Research Highlights

Ten new genes implicated in coronary heart disease

Published online 8 September 2015

New gene locations have been implicated in increased susceptibility to coronary artery disease.

Nadia El-Awady

An international research team — from Europe, East and South Asia, the US and Lebanon — managed to identify 10 new genes associated with coronary artery disease (CAD) after collecting clinical and genetic data from more than 60,000 patients and more than 123,000 healthy controls1

Through statistical modelling techniques they were able to identify patterns, called markers, specific to the DNA of CAD patients.
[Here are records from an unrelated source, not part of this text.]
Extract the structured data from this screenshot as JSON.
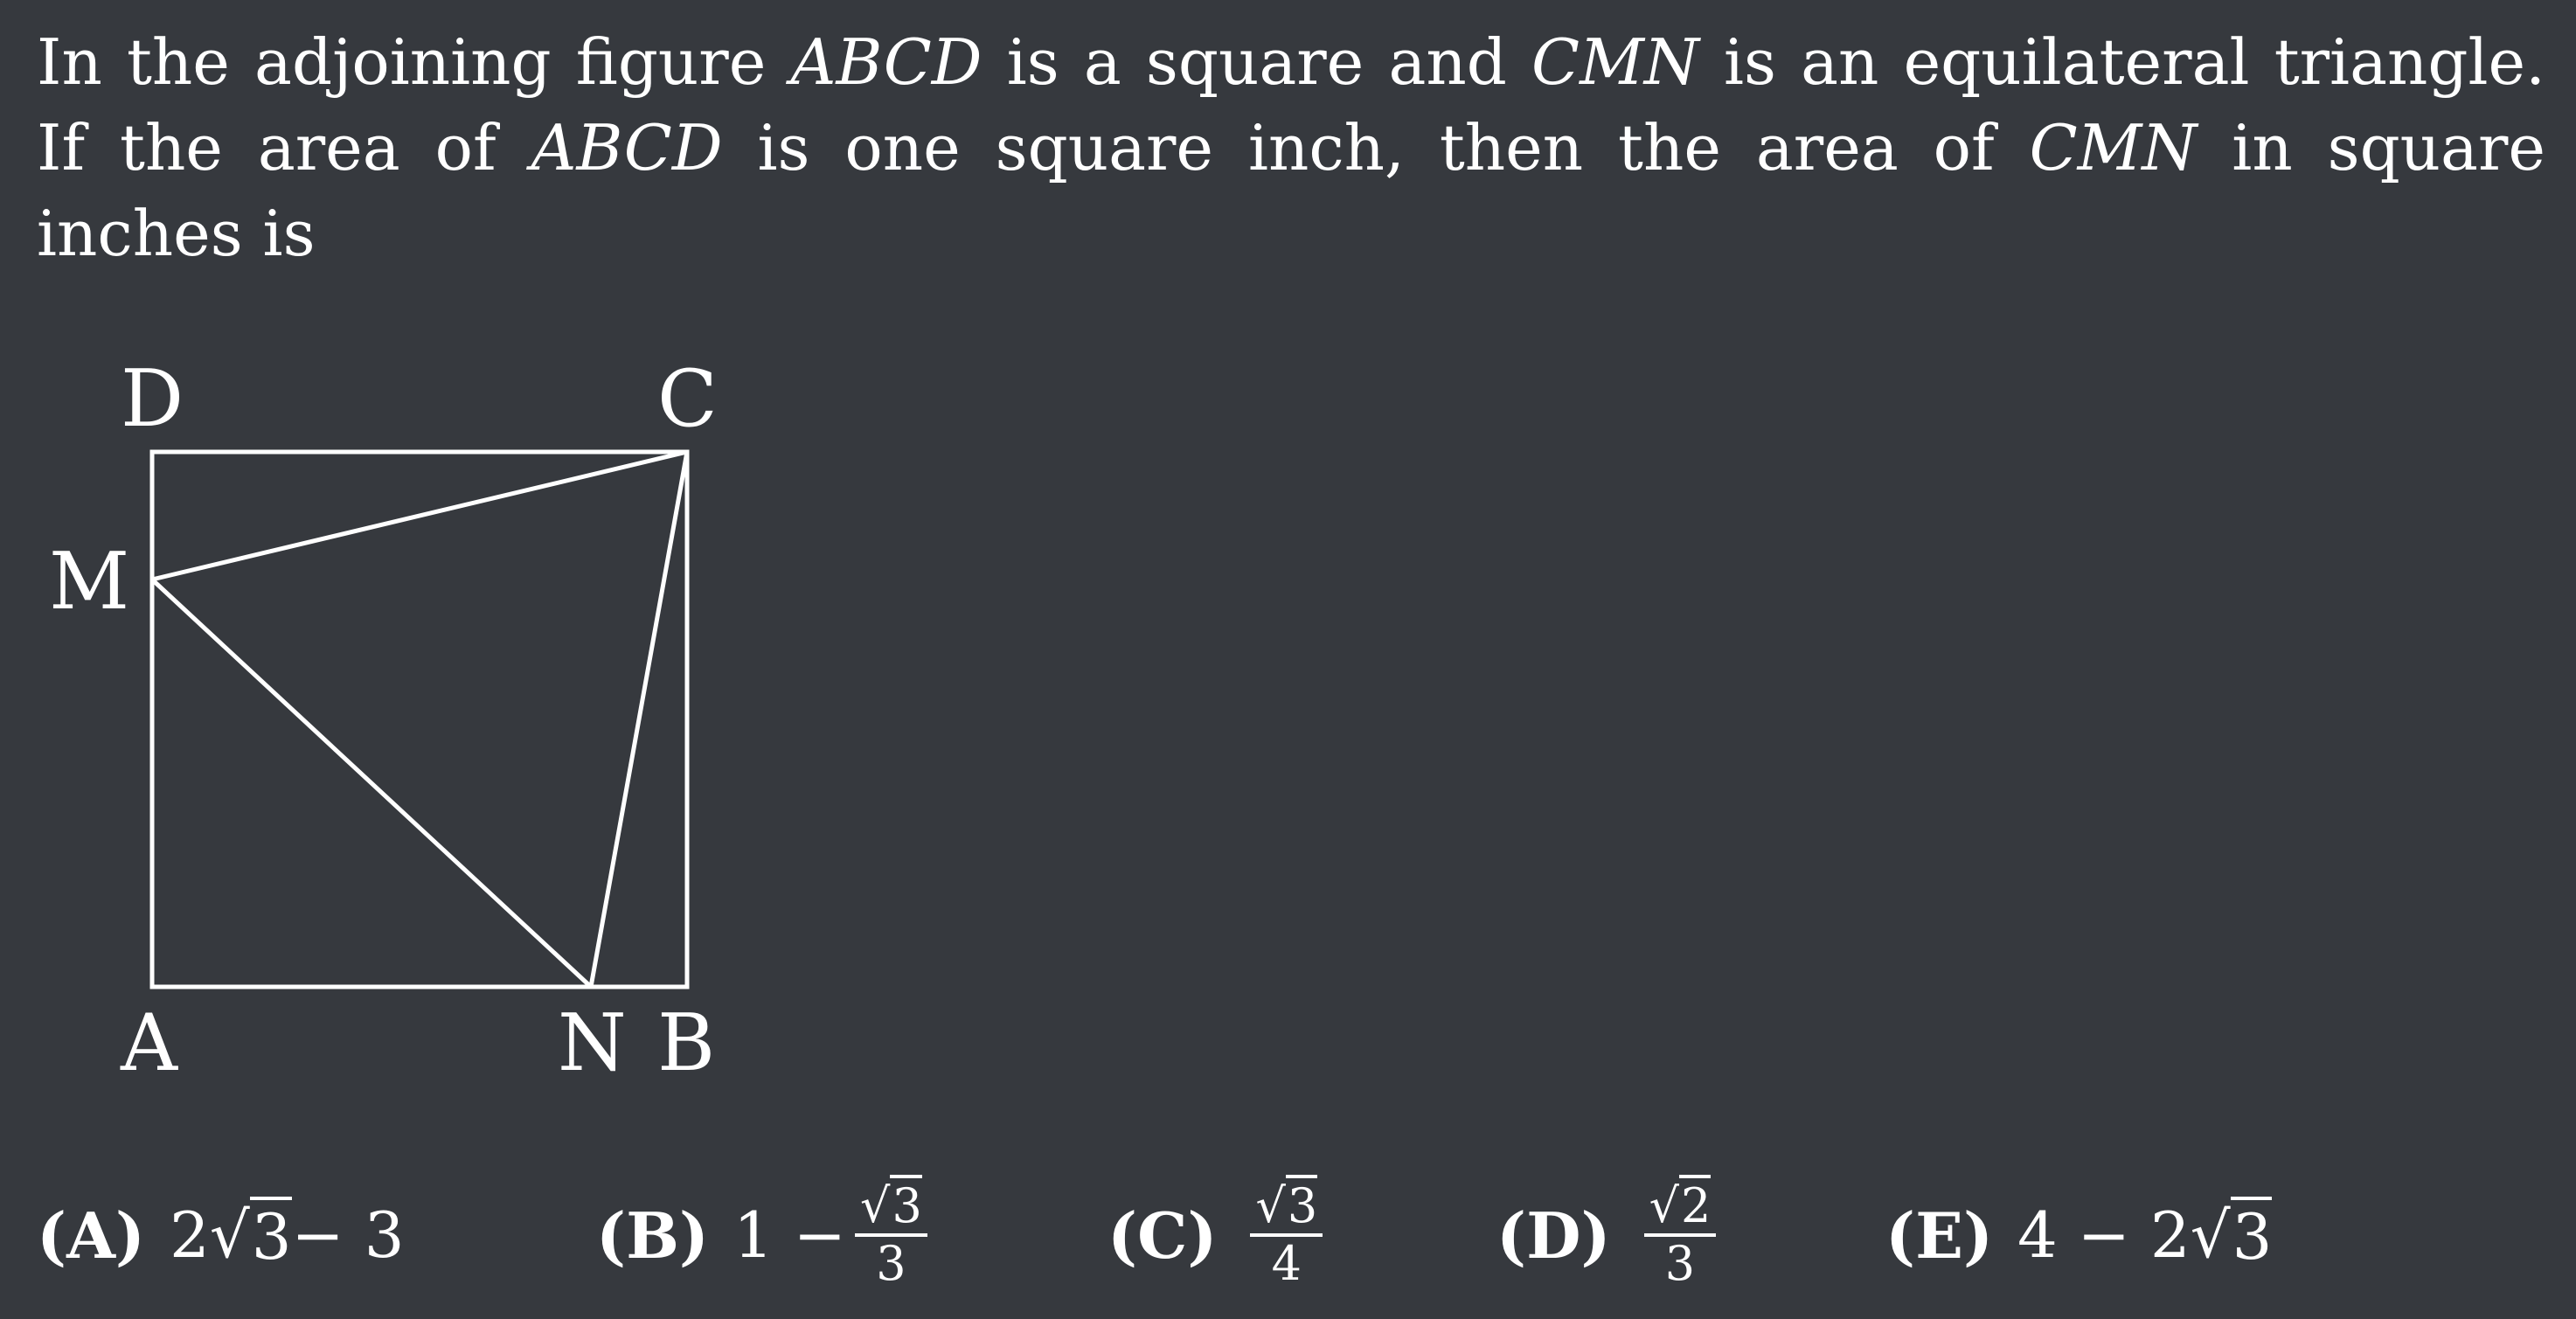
{
  "problem": {
    "t1": "In the adjoining figure ",
    "abcd1": "ABCD",
    "t2": " is a square and ",
    "cmn1": "CMN",
    "t3": " is an equilateral triangle. If the area of ",
    "abcd2": "ABCD",
    "t4": " is one square inch, then the area of ",
    "cmn2": "CMN",
    "t5": " in square inches is"
  },
  "figure": {
    "labels": {
      "D": "D",
      "C": "C",
      "M": "M",
      "A": "A",
      "N": "N",
      "B": "B"
    }
  },
  "choices": [
    {
      "letter": "(A)",
      "a": "2",
      "rad": "3",
      "b": " − 3"
    },
    {
      "letter": "(B)",
      "pre": "1 − ",
      "num_rad": "3",
      "den": "3"
    },
    {
      "letter": "(C)",
      "num_rad": "3",
      "den": "4"
    },
    {
      "letter": "(D)",
      "num_rad": "2",
      "den": "3"
    },
    {
      "letter": "(E)",
      "pre": "4 − 2",
      "rad": "3"
    }
  ]
}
By comparing these markers with those in the healthy controls, they were able to pinpoint genetic associations specific to CAD susceptibility.

The genes were similar across multiple ethnicities with diverse ancestries. 

“We have known for many years that heart attack, one of the most common causes of death worldwide, tends to cluster in blood relatives,” says cardiovascular geneticist Martin Farrall from the University of Oxford, UK. “Our study shows that scores of genes, each associated with a small increase in risk, can explain most of this familial clustering.” 

The identified genes also point to biological pathways that are disrupted in CAD patients, including aspects related to the biology of the heart vessel walls.

“In the long term, such knowledge has the potential to target the design of novel drugs that will complement existing treatments, like statins, to both prevent CAD and improve patient's prognoses,” says Farrall.

The team is now studying how the CAD genes might relate to other common diseases, including Alzheimer's disease.


Nikpay, M. et al. A comprehensive 1000 Genomes-based genome-wide association meta-analysis of coronary artery disease. Nat. Genet. (2015).